Work in Progress
Abstract: When individuals process new information, two motives may coexist. First, people want to protect their existing or preferred beliefs, which leads them to over- or under-evaluate the reliability of information that aligns or misaligns with those beliefs. Second, people have a preference for accurate information, regardless of its consistency with their beliefs. In this paper, we examine whether the order in which information and its informativeness are revealed influences the dominance of one motive over the other. To test our hypothesis, we conducted a series of online experiments. In one group, information content is revealed first, and then subjects learn of its informativeness. In the other group, the order is reversed. Our preliminary findings suggest that learning informativeness later intensifies motivated reasoning.
Presented at: 2023 North-American Economic Science Association Conference (Charlotte/UNC Charlotte, NC; scheduled); Southern Economic Association (SEA) 93nd Annual Meeting (New Orleans, LA; scheduled)
Abstract: (to be updated)
Contributions to Crowd-Sourced Research Projects

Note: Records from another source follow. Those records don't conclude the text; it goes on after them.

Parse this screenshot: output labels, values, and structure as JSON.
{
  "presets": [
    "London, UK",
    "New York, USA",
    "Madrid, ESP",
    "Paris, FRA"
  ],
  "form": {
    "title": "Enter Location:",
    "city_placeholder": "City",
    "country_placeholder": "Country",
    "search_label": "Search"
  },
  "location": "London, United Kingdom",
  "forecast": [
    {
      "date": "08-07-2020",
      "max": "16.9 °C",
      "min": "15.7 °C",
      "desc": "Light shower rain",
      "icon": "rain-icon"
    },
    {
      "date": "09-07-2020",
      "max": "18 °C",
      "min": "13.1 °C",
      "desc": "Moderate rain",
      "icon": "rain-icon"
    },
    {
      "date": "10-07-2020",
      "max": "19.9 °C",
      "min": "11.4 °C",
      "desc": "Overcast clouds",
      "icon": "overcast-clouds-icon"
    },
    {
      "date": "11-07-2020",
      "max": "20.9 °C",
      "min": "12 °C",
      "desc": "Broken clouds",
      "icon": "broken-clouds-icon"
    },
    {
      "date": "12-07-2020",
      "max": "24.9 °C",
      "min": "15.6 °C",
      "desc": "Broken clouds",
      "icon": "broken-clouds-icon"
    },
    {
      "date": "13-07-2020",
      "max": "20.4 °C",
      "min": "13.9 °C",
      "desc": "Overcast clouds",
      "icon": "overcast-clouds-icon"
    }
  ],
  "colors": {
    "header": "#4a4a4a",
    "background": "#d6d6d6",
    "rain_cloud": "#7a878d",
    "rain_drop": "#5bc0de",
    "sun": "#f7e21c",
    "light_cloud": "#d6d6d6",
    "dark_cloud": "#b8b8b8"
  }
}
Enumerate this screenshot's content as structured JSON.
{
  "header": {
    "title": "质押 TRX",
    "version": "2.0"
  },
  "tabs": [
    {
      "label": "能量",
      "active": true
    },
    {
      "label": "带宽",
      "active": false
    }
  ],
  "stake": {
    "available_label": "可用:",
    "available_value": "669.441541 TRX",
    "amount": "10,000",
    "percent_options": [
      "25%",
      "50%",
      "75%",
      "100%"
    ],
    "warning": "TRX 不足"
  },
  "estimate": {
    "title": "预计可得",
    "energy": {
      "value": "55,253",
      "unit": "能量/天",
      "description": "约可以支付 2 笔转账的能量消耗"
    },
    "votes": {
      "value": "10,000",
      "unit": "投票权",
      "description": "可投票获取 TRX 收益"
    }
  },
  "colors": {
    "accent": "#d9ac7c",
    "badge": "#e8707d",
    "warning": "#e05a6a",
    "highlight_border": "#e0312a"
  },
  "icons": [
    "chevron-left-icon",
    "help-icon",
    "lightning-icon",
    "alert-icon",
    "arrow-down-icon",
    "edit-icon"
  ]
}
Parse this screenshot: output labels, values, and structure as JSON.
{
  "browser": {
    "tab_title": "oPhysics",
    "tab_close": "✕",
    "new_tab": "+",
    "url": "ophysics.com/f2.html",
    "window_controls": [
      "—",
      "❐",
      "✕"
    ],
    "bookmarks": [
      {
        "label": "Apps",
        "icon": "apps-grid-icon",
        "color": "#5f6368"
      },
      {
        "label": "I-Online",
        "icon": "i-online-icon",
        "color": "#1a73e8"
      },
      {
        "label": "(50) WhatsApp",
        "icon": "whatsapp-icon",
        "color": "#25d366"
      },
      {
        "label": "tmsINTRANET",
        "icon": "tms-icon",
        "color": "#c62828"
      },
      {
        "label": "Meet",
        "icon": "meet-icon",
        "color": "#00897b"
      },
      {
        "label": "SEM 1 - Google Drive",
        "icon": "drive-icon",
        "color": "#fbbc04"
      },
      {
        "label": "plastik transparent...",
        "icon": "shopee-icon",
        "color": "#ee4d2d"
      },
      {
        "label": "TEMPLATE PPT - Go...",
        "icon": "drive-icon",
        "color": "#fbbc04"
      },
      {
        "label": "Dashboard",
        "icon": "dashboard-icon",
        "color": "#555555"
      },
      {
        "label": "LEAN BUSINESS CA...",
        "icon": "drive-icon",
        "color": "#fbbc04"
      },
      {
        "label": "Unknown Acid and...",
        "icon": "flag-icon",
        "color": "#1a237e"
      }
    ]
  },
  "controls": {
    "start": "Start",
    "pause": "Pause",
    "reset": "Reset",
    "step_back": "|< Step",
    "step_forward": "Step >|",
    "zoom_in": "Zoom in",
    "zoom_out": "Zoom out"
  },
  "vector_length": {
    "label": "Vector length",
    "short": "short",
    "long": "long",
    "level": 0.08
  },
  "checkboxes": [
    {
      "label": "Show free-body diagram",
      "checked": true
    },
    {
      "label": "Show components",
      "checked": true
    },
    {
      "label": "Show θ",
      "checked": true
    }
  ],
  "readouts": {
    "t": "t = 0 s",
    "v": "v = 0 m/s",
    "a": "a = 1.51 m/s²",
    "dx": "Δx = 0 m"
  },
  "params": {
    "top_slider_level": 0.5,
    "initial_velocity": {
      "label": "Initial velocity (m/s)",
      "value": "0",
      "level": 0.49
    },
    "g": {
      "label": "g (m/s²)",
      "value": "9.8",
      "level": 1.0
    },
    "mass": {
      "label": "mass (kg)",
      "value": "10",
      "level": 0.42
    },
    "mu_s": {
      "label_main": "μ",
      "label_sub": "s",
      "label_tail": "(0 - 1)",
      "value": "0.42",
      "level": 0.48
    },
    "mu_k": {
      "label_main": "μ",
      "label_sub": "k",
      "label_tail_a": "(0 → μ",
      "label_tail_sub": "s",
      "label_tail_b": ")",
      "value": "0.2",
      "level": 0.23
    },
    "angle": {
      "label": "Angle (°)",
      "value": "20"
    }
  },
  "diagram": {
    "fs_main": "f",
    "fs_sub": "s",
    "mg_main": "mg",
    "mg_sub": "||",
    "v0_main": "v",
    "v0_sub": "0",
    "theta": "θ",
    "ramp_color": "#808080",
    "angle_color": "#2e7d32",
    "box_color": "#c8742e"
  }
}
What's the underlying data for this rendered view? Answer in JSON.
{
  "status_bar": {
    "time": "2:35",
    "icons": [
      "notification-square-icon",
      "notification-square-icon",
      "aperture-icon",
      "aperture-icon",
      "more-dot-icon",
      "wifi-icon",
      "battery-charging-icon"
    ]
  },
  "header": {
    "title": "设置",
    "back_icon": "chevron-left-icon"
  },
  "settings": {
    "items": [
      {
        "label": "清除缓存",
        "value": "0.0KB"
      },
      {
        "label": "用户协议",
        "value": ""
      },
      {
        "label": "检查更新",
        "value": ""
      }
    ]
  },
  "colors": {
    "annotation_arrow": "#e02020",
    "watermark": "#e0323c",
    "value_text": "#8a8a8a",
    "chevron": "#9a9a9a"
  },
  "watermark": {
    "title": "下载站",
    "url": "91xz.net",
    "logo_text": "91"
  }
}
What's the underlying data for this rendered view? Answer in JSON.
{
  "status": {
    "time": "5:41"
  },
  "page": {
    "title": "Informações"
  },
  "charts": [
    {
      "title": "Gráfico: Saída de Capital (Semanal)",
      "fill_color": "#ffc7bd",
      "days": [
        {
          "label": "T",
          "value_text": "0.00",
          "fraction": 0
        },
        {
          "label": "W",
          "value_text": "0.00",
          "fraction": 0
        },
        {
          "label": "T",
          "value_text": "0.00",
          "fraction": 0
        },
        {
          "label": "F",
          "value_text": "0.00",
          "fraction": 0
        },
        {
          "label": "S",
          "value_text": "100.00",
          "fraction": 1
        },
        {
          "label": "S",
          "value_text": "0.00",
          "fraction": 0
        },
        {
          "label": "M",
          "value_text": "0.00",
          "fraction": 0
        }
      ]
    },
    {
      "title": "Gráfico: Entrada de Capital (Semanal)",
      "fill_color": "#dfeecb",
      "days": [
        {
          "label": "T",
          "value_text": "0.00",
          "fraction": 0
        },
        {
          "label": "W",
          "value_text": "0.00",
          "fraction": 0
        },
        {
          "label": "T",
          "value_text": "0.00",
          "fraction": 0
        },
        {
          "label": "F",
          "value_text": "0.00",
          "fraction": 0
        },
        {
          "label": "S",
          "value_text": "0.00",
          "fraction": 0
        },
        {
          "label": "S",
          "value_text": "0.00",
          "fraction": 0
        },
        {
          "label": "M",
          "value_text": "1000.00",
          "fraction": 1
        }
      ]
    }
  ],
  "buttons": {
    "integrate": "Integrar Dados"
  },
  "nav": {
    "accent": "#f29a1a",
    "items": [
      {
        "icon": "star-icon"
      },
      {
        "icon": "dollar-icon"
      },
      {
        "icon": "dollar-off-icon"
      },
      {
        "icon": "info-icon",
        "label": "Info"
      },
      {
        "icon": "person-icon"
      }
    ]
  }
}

Abstract: With the help of more than 700 reviewers we assess the reproducibility of nearly 500 articles published in the journal Management Science before and after the introduction of a new Data and Code Disclosure policy in 2019. When considering only articles for which data accessibility and hard- and software requirements were not an obstacle for reviewers, the results of more than 95% of articles under the new disclosure policy could be fully or largely computationally reproduced. However, for almost 29% of articles at least part of the dataset was not accessible for the reviewer. Considering all articles in our sample reduces the share of reproduced articles to 68%. The introduction of the disclosure policy increased reproducibility significantly, since only 12% of articles accepted before the introduction of the disclosure policy voluntarily provided replication materials, out of which 55% could be (largely) reproduced. Substantial heterogeneity in reproducibility rates across different fields is mainly driven by differences in dataset accessibility. Other reasons for unsuccessful reproduction attempts include missing code, unresolvable code errors, weak or missing documentation, but also soft- and hardware requirements and code complexity. Our findings highlight the importance of journal code and data disclosure policies, and suggest potential avenues for enhancing their effectiveness.